SCENE 1: What has the Most Potential for Improving Your Writing?


30 Days to a Stronger Scene

What has the most potential for improving your writing? Learning to write a strong scene; then making sure every scene in your story is strong. Because it’s so important, we’ll spend the next 30 days breaking down scenes and trying to write the strongest possible.
StrongerScenes250x15030 Days to a Stronger Scene Table of Contents

What is a scene?

It is a self-contained unit of action within a story, novel, or script.
The action has a beginning, middle and end; it consists of external actions, thought and emotions of characters. A character has an underlying goal or need and s/he tries to achieve that goal; complications and obstacles prevent the character from reaching the goal and the scene ends in a disaster.

Why write in scenes?

Because it’s easier to build tension, write tight and stay focused when writing in scenes. Using a scene means everything in that section of the story is focused on the character’s current goal; all obstacles relate to that goal; the disaster increases tension and puts the character in even hotter water. The result is that readers stay tuned.

How do I know if I write in scenes?

The Box Test. One test to see if you write in scenes is to literally mark one your manuscript, drawing a box around the scene. It may cover several pages, but you can box it out. The scene structure may be loose and not fully developed, but within that box, there should be some sense of movement toward a goal.

If you’re used to writing scripts, scenes in a novel work a little bit different. For scripts, scenes are mandatory and a new scene starts any time the location changes: for example, if a character is outside a house and walks inside. Scenes in scripts tend to be short. For a novel, a scene can extend longer and cover several minor changes of setting. So, if you’re used to writing scripts, instead think of scene sequences, or a series of scenes that cover a distinct goal of a character.

Is writing in scenes easy to learn?

Yes. The basics are simple. The nuances are as easy and as hard as any other story writing skills.

What will 30 Days to a Stronger Scene cover?

Everything you ever wanted to know about scenes. And then some. Stay tuned.

Want more immediately? Here are two great resources.

  • scenebook
    Sandra Scofield’s book is an excellent primer for writing scenes. Her examples are drawn mostly from the literary genre, rather than popular noves, so I find them hard to slog through sometimes.

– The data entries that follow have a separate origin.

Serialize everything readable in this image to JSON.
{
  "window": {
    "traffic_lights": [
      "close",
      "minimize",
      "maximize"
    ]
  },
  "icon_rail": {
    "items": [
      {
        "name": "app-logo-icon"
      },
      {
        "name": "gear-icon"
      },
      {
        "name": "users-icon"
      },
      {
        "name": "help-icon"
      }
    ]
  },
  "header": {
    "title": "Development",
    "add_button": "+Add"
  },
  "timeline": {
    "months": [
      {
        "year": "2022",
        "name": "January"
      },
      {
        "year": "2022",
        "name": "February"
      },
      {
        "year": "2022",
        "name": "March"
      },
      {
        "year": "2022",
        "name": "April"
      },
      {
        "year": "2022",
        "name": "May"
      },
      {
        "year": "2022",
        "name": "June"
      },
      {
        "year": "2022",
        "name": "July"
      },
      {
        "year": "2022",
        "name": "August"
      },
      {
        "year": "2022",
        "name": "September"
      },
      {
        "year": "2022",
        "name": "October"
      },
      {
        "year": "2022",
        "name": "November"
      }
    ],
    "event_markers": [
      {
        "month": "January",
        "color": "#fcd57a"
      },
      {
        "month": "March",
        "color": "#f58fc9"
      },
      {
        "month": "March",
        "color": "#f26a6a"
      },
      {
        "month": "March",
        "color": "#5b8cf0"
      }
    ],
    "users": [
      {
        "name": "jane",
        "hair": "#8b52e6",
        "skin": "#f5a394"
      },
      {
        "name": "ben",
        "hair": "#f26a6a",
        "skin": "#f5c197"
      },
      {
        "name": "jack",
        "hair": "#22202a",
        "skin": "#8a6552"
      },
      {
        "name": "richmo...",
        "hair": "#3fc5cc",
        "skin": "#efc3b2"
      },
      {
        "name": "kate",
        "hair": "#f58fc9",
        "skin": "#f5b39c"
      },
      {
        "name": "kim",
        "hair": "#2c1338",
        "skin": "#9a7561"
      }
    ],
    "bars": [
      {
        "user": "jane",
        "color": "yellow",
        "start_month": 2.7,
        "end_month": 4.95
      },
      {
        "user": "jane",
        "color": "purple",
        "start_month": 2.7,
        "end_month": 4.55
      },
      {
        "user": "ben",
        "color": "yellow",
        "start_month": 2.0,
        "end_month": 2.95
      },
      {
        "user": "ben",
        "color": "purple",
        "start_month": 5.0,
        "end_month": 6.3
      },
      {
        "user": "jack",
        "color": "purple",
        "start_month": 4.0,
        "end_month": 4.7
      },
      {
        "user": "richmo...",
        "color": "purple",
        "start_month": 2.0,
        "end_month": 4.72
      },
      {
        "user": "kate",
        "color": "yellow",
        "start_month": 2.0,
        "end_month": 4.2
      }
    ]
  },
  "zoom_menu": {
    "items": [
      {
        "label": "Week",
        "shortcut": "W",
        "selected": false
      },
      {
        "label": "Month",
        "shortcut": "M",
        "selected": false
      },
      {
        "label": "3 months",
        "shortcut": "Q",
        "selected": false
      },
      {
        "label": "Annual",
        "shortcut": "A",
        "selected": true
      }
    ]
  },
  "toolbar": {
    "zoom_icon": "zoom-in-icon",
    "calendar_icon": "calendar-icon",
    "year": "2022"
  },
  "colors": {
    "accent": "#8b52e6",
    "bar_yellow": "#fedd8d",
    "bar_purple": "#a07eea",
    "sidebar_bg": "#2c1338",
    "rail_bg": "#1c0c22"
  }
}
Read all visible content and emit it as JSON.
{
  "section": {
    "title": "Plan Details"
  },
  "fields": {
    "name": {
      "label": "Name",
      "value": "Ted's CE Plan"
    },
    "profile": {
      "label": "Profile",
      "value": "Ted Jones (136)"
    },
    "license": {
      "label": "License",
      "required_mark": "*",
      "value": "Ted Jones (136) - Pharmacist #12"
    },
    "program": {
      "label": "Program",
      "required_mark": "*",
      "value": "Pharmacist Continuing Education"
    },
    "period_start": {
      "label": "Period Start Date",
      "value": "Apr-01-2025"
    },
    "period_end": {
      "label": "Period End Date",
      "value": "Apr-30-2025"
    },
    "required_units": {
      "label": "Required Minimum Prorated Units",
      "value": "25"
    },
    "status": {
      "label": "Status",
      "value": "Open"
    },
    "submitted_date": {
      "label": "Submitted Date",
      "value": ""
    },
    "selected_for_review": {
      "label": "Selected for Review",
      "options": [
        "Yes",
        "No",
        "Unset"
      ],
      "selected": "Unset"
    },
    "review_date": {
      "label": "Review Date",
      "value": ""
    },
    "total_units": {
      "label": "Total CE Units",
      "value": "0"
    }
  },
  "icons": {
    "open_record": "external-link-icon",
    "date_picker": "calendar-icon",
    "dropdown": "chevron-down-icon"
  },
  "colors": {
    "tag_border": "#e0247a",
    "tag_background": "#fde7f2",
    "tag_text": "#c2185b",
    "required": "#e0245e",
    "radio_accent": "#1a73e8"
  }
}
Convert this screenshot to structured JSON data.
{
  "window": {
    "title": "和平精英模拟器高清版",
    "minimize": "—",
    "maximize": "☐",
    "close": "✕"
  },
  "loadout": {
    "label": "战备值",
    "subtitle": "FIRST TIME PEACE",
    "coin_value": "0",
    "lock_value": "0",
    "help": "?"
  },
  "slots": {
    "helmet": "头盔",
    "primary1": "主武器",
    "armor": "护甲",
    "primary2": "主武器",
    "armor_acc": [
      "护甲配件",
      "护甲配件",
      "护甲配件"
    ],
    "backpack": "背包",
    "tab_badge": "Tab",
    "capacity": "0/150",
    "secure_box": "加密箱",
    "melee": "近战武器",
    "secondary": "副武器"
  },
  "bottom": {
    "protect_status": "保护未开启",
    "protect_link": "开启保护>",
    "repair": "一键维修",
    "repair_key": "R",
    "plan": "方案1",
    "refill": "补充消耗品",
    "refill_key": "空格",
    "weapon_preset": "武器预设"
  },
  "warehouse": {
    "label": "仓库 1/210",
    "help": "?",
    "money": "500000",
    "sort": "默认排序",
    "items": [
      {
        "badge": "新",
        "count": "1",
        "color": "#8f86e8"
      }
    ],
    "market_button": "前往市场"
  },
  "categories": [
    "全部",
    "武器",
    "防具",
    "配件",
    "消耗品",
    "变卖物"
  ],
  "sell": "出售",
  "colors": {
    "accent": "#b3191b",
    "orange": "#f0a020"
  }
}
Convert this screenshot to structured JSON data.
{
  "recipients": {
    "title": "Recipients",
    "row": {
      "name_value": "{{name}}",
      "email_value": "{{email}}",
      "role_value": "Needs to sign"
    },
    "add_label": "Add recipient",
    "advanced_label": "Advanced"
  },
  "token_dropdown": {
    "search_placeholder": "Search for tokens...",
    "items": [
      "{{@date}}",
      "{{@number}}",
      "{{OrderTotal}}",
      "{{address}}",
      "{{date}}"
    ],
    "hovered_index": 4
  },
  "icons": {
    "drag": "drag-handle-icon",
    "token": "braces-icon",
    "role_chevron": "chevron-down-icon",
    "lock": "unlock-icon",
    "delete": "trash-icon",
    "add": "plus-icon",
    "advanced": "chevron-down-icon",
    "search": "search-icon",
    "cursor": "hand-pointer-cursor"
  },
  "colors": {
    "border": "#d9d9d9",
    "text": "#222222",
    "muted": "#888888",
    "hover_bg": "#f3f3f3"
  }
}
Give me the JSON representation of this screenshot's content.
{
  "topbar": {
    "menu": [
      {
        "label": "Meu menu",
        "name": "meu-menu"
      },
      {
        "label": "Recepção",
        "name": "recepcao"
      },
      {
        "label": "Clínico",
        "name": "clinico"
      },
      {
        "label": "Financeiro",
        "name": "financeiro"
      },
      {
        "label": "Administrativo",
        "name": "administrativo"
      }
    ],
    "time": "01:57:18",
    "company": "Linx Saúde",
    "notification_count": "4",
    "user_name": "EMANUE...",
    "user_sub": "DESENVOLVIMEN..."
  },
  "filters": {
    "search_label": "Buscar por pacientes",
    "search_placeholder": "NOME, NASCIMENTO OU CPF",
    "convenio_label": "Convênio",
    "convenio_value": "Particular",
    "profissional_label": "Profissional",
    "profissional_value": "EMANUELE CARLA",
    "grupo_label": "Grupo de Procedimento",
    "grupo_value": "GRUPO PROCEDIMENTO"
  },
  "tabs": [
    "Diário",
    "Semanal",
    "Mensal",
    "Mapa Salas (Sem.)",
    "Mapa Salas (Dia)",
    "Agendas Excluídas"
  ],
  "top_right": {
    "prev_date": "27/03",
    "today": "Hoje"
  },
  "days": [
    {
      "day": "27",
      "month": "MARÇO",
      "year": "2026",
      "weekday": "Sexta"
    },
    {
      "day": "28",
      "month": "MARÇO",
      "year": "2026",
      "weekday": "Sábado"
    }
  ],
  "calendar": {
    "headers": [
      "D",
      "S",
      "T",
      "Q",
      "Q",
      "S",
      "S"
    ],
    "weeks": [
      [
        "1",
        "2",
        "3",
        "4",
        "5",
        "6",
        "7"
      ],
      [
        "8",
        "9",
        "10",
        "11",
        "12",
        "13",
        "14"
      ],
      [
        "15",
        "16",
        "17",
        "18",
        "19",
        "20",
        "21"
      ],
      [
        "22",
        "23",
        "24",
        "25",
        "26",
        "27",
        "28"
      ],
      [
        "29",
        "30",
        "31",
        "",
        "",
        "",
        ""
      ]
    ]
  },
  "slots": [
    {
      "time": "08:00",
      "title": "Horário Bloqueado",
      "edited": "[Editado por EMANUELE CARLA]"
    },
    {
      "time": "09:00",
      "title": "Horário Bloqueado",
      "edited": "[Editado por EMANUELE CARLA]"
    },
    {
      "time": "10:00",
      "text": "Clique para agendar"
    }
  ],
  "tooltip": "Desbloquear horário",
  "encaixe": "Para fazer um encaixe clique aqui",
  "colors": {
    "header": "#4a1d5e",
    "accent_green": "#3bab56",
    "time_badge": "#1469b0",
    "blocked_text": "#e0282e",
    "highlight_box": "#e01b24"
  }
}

But everything else in her book is excellent.

  • scenebickham This classic by Jack Bickham gives the lowdown on scenes in detail. It’s a gem.

  • Natalie Aguirre
    November 1, 2010

    I’ve heard Scene & Structure is good but haven’t read it yet. I’ll have to soon. Susan Chang recommended Making a Good Script Great by Linda Seger. I just reserved it at the library.

    I’m hoping your month long blog posts and these books will help me strengthen my stories. Great idea.

  • Darcy Pattison
    November 1, 2010

    I like Linda Seger’s character book, too. She has lots of good ideas.

  • Augusta Scattergood
    November 1, 2010

    I’m with you! Looking forward to great advice and practice in scene writing.